    Neuburg M, Hayes S (1999) Real basic: the definitive guide. O’Reilly & Associates, Inc., USAGoogle Scholar
  5. 5.
    RAD Studio XE5. Available online http://www.embarcadero.com/products/rad-studio/
  6. 6.
    Berjon R, Faulkner S, Leithead T, Navara ED, O’Connor E, Pfeiffer S, Hickson I (2013) HTML5: A vocabulary and associated APIs for HTML and XHTML. W3C Candidate Recommendation World Wide Web Consortium, W3C (February 4, 2014)Google Scholar
  7. 7.
    Martinsen JK, Grahn H (2010) An alternative optimization technique for JavaScript engines. In: Proceedings of the third Swedish workshop on multi-core computing (MCC-10), pp 155–160Google Scholar
  8. 8.
    Mehrara M, Hsu P-C, Samadi M, Mahlke S (2011) Dynamic parallelization of JavaScript applications using an ultra-lightweight speculation mechanism. In: 2011 IEEE 17th international symposium on high performance computer architecture (HPCA). IEEE, pp 87–98Google Scholar
  9. 9.
    Fortuna E, Anderson O, Ceze L, Eggers S (2010) A limit study of JavaScript parallelism. In: 2010 IEEE international symposium on workload characterization (IISWC). IEEE, pp 1–10Google Scholar
  10. 10.
    Khronos OpenCL Working Group (2010) The OpenCL Specification, Version 1.1. Document Revision, 44Google Scholar
  11. 11.
    Pheatt C (2008) Intel threading building blocks. J Comput Sci Coll 23(4):298–298Google Scholar
  12. 12.
  13. 13.
    WebCL-Heterogeneous parallel computing in HTML5 web browsers. Available online http://www.khronos.org/webcl/
  14. 14.
    Jeon W, Brutch T, Gibbs S (2012) WebCL for hardware-accelerated web applications.

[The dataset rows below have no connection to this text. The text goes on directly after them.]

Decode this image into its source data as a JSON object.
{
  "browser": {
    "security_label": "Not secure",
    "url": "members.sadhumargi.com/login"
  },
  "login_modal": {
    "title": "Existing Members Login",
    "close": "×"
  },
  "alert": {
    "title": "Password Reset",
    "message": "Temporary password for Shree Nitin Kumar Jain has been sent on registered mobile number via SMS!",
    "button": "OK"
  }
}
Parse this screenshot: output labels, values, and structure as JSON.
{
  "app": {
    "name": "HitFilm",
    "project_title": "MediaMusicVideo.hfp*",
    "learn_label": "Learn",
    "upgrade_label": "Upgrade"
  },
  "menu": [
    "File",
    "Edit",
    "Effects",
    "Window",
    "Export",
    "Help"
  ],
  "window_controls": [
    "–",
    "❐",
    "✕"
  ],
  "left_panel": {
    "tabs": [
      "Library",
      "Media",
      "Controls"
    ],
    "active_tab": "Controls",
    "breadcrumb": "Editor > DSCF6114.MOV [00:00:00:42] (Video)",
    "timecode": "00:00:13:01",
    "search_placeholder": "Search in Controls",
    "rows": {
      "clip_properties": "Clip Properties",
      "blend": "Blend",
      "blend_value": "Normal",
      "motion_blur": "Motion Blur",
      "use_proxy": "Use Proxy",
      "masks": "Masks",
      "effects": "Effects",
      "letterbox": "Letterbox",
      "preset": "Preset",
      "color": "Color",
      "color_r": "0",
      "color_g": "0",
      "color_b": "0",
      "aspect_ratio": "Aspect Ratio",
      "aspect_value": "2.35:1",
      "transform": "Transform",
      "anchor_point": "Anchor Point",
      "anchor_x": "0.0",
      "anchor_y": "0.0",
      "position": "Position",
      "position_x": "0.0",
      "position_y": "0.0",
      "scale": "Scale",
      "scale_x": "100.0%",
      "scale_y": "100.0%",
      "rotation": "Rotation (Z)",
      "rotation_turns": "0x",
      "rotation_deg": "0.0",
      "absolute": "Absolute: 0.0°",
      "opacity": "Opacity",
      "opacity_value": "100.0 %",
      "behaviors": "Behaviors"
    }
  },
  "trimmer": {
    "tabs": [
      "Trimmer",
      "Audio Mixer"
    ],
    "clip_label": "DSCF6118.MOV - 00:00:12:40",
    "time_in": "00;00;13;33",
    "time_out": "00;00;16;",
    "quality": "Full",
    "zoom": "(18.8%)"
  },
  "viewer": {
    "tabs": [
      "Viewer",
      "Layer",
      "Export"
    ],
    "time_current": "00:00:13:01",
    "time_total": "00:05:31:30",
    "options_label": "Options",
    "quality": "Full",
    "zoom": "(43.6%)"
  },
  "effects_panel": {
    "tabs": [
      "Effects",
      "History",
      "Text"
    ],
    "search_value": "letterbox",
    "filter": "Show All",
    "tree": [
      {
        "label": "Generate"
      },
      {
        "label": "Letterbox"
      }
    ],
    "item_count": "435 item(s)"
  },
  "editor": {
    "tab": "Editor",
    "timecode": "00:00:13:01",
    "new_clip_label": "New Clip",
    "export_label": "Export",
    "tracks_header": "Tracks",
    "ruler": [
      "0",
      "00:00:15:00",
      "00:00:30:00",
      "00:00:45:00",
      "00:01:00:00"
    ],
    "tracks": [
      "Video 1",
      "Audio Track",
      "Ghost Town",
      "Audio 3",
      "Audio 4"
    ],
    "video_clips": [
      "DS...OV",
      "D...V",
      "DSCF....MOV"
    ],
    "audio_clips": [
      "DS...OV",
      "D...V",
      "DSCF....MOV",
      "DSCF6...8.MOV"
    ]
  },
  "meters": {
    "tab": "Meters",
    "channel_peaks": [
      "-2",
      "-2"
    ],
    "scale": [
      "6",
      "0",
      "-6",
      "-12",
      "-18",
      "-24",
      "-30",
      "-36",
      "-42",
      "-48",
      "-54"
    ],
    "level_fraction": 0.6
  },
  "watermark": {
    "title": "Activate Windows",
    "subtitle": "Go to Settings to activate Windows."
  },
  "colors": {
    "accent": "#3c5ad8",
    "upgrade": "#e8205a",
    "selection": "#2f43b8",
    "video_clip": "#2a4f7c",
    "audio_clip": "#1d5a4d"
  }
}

In: WWW’12 Dev. Lyon, FranceGoogle Scholar
  15. 15.
    Vaughan-Nichols SJ (2008) The mobile web comes of age. IEEE Comput 41(11):15–17CrossRefGoogle Scholar
  16. 16.
    Nokia WebCL Extension for Firefox. Available online http://webcl.nokiaresearch.com/
  17. 17.
    FireFox WebCL Branch. Available online http://hg.mozilla.org/projects/webcl/
  18. 18.
    Node-webcl, an implementation of Khronos WebCL specification using Node.JS. Available online http://github.com/Motorola-Mobility/node-webcl/
  19. 19.
    V8 JavaScript Engine. Available online http://code.google.com/p/v8/
  20. 20.
    SpiderMonkey JavaScript Engine. Available online https://developer.mozilla.org/en-US/docs/SpiderMonkey
  21. 21.
    WebKit: an open source web browser engine. Available online http://www.webkit.org/
  22. 22.
    Ha J, Haghighat MR, Cong S, McKinley KS (2009) A concurrent trace-based just-in-time compiler for single-threaded JavaScript. PESPMA 2009:47Google Scholar
  23. 23.
    Lee S-W, Moon S-M (2011) Selective just-in-time compilation for client-side mobile javascript engine. In: Proceedings of the 14th international conference on compilers, architectures and synthesis for embedded systems. ACM, pp 5–14Google Scholar
  24. 24.
    Martinsen JK, Grahn H (2011) Thread-level speculation as an optimization technique in web applications—initial results. In: 2011 6th IEEE international symposium on industrial embedded systems (SIES). IEEE, pp 83–86Google Scholar
  25. 25.
    Baskaran MM, Ramanujam J, Sadayappan P (2010) Automatic C-to-CUDA code generation for affine programs. In: Compiler construction. Springer, Berlin, pp 244–263Google Scholar
  26. 26.
    Lee S, Eigenmann R (2010) OpenMPC: Extended OpenMP programming and tuning for GPUs. In: Proceedings of the 2010 ACM/IEEE international conference for high performance computing, networking, storage and analysis. IEEE Computer Society, pp 1–11Google Scholar
  27. 27.
    Zakai A (2011) Emscripten: an LLVM-to-JavaScript compiler. In: Proceedings of the ACM international conference companion on object oriented programming systems languages and applications companion. ACM, pp 301–312Google Scholar
  28. 28.
  29. 29.
  30. 30.
    Terry P (1985) CLANG—a simple teaching language. ACM SIGPLAN Not 20(12):54–63CrossRefGoogle Scholar
  31. 31.
    Typed Array Specification. Available online http://www.khronos.org/registry/typedarray/specs/latest/
  32. 32.

Copyright information

© Springer Science+Business Media New York 2014

Authors and Affiliations

  1. 1.Department of Electrical and Computer EngineeringKorea UniversitySeoulRepublic of Korea
  2. 2.Department of Electronic EngineeringKyungil UniversityGyeongsan-siRepublic of Korea

Personalised recommendations